frantically paddling. I dream of blue water.
I dream of bright fishes, green reeds,
sunlight above those white, white, waves.
Copyright © Carole Bromley, 2022
Old Soul by Hayden Loralye Hathaway
Close to a hundred and fifty years ago I stood firm. My wood and metal insides blanketed by worn leather, pulled taught and nailed many times over.
The poorest children were saddled with me. Economical, long lived and practical.
I was traded for larger shoes and handed down again to a smaller child.
Together we marched along through filth and poverty, never faltering. Always moving forward.
Carrying the child’s small feet, we traversed the dank, wet, putrid and sodden slums seeking food and clothing to cover the poorest of children’s little bodies.
The floors of work houses heard the din each day, hours upon hours as hundreds of shoes like me tapped out a sort of code with each movement on the cracked and aged wood floors.
Help me… I’m tired and hungry. Cold and afraid.
I’m a very old soul. Worn each day concealing chapped and dirty little feet. There was no other choice to be made. A child did what they were told or starved.
I’m a old soul and throughout my time I have had many little feet take refuge with in my sturdy hard base. I cradled them as best I could.
An old soul such as I has been a part of life’s story. Life, sickness and death. Dreams, hopes all dashed against the rocks leading to the sea.
I have existed as have hundreds of other souls just like me. All of us tired, worn, threadbare and old, seeking respite for the child who faithfully wore us. For, they too have become old souls just as we are.
Copyright © Hayden Loralye Hathaway, 2022
Tracing a Mystery by Madeleine E. Vaughan
When I look at your surface
Pockmarked and aglow
I trace each crater carefully
For a shape that I know
A rabbit, or a man,
A Lady, or a toad
A silvery palace
Left to erode
A face that waxes,
And a face that wanes,
And pulls glittering tides
Over long, sandy straits.
Yet though I have traced you
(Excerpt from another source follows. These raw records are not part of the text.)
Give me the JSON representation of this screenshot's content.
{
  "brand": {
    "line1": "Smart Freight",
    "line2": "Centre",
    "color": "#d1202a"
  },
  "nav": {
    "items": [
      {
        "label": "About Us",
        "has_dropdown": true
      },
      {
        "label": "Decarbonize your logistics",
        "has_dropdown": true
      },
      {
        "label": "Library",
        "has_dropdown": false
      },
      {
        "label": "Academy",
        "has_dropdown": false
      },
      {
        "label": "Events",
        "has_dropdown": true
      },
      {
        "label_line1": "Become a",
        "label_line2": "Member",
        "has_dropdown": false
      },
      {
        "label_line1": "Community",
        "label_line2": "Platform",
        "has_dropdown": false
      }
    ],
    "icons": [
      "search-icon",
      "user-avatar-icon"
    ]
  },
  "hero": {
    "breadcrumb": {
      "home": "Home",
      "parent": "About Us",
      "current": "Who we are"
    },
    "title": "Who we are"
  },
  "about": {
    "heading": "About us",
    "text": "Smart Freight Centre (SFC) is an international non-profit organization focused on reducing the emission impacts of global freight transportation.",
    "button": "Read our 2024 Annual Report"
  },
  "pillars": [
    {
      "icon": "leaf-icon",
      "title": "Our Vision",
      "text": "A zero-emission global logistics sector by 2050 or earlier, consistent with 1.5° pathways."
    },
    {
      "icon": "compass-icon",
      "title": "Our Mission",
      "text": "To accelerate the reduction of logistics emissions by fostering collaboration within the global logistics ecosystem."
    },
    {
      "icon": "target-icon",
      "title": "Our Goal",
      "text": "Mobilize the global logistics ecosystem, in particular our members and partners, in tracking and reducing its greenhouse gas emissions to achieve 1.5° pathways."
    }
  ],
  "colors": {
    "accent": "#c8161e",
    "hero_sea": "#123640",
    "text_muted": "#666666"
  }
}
Onto paper with pen
Your other side illudes me
Time and again.
My nightly companion
from first to final breath
Was a mystery at my birth
And is a mystery at my death.